WHAT NEEDS TO BE DONE:
Only lines containing the string "Array" belong in the answer; find them in the records and copy them.

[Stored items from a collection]
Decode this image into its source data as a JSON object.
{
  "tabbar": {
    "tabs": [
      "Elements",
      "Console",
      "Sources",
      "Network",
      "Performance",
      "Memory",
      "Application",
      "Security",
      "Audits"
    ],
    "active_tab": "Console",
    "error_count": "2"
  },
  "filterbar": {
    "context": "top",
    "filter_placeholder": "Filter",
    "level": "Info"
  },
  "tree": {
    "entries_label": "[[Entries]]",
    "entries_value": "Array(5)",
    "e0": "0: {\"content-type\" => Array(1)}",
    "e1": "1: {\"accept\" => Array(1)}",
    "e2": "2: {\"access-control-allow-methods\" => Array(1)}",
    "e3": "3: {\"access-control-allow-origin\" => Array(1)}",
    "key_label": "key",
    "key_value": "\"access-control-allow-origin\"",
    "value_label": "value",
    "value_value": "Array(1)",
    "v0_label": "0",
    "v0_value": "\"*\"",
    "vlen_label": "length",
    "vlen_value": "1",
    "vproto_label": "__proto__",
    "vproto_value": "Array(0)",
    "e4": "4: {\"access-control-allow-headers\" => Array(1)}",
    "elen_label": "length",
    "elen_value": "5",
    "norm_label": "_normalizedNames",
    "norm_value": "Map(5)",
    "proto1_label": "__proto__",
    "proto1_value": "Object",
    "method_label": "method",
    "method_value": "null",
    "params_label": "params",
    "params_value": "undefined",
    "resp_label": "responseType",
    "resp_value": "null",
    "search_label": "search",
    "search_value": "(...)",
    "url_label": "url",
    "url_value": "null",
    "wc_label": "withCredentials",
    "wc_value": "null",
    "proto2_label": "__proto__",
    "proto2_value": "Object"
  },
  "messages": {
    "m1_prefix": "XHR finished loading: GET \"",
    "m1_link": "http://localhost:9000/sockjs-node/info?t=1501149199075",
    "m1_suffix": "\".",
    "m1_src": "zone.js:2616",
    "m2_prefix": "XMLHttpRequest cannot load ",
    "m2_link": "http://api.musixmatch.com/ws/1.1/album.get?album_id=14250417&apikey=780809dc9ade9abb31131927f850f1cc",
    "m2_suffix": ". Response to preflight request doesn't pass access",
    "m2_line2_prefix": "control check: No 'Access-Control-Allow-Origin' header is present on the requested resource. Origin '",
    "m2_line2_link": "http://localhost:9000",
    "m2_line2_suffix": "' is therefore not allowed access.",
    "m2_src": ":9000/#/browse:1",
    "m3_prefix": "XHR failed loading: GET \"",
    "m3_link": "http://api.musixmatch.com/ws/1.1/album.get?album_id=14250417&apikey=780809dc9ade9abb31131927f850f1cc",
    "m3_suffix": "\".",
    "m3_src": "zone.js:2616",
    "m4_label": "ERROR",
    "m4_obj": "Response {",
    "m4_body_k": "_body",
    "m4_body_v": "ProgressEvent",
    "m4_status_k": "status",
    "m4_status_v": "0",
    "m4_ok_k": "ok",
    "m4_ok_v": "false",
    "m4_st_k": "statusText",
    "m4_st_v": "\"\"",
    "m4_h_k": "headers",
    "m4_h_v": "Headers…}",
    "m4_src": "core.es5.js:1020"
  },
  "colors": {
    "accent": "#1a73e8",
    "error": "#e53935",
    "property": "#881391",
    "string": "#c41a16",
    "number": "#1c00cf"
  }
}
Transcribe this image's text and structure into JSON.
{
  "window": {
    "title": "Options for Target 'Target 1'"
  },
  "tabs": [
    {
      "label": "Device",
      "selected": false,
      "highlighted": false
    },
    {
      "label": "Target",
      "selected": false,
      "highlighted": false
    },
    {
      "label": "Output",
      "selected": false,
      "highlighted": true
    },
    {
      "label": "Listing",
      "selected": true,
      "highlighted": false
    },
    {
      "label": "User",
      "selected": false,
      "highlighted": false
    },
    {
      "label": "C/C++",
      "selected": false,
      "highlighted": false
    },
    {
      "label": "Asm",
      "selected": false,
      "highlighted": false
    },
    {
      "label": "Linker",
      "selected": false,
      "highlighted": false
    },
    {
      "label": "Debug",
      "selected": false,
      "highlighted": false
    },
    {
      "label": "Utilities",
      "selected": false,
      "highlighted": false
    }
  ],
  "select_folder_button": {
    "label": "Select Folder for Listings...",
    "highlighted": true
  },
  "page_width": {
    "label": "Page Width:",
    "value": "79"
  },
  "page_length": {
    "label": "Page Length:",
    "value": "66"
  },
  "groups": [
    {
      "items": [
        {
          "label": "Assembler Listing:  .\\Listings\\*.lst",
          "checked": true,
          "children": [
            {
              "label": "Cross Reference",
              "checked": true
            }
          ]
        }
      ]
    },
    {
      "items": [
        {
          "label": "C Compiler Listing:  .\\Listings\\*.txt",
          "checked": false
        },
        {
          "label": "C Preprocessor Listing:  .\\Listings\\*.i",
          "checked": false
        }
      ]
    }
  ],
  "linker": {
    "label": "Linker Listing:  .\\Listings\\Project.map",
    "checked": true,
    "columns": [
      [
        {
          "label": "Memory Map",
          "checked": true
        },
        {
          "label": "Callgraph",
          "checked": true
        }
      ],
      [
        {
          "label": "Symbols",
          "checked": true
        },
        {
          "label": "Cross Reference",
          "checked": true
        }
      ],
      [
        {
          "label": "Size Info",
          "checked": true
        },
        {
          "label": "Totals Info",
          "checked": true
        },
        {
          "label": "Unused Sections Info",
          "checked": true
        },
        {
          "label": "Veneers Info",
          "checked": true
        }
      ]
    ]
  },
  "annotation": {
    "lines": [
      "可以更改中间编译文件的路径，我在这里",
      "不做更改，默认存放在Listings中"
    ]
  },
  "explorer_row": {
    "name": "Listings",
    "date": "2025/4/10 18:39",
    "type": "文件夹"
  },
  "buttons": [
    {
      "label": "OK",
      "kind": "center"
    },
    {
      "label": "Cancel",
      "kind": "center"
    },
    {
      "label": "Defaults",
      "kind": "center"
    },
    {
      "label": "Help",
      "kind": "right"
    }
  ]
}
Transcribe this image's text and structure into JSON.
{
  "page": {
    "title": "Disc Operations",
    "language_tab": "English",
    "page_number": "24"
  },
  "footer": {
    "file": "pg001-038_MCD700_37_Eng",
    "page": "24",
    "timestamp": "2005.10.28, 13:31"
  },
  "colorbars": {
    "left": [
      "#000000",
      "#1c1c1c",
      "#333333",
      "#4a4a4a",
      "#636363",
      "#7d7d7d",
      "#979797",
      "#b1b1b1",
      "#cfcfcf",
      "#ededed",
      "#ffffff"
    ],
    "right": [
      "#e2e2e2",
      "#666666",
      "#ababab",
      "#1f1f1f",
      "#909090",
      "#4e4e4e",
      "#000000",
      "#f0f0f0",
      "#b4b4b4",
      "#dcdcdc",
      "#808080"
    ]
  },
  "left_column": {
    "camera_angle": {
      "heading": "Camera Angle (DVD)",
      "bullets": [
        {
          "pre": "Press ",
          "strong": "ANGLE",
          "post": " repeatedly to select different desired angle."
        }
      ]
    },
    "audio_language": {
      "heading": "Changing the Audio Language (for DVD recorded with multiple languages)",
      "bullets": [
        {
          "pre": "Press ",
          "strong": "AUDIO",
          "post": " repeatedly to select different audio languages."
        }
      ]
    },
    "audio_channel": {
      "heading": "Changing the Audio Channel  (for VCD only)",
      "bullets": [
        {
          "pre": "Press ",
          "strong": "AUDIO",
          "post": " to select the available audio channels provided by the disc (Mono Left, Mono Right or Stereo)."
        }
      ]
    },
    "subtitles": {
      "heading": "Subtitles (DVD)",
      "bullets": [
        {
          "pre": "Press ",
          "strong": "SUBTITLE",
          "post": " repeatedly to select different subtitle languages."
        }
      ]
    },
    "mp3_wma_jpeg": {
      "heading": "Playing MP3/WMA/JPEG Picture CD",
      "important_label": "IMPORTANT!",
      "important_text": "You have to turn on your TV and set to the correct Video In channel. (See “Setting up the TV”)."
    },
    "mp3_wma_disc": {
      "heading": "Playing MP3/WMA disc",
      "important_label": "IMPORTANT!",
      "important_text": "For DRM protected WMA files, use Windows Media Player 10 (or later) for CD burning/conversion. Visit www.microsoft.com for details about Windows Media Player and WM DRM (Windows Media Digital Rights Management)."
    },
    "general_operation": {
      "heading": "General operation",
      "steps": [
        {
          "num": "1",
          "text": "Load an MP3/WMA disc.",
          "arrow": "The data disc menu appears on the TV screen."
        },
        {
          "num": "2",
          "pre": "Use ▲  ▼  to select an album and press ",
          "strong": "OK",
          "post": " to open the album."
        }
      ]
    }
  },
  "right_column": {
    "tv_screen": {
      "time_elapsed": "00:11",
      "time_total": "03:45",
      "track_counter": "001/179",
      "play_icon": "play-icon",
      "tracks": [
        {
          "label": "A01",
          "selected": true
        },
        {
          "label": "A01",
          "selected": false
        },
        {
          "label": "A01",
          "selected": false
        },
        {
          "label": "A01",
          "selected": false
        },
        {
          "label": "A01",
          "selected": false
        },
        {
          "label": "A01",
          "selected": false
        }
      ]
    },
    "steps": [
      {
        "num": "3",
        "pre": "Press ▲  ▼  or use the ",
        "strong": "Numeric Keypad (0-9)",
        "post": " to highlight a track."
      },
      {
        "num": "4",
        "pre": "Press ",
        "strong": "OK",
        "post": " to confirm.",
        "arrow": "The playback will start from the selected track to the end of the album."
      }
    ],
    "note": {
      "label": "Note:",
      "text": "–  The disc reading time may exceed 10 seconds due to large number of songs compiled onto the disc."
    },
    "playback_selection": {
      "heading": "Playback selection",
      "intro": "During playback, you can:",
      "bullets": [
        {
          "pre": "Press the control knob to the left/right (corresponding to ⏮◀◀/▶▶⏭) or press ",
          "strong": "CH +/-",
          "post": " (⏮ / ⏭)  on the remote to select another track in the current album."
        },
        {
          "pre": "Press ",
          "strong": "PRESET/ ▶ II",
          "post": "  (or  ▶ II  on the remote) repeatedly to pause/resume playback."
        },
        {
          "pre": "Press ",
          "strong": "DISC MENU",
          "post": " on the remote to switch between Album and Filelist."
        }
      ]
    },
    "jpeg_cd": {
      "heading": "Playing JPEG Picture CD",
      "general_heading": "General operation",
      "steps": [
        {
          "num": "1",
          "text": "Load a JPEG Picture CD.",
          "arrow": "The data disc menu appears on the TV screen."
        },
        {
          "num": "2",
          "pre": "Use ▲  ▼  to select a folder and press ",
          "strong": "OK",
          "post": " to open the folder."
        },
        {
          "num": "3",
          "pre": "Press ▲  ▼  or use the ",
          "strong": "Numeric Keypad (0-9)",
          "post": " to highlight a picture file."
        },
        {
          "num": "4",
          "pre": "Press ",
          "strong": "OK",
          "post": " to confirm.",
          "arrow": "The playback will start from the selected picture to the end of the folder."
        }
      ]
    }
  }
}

RESPONSE TO THIS TASK:
    "entries_value": "Array(5)",
    "e0": "0: {\"content-type\" => Array(1)}",
    "e1": "1: {\"accept\" => Array(1)}",
    "e2": "2: {\"access-control-allow-methods\" => Array(1)}",
    "e3": "3: {\"access-control-allow-origin\" => Array(1)}",
    "value_value": "Array(1)",
    "vproto_value": "Array(0)",
    "e4": "4: {\"access-control-allow-headers\" => Array(1)}",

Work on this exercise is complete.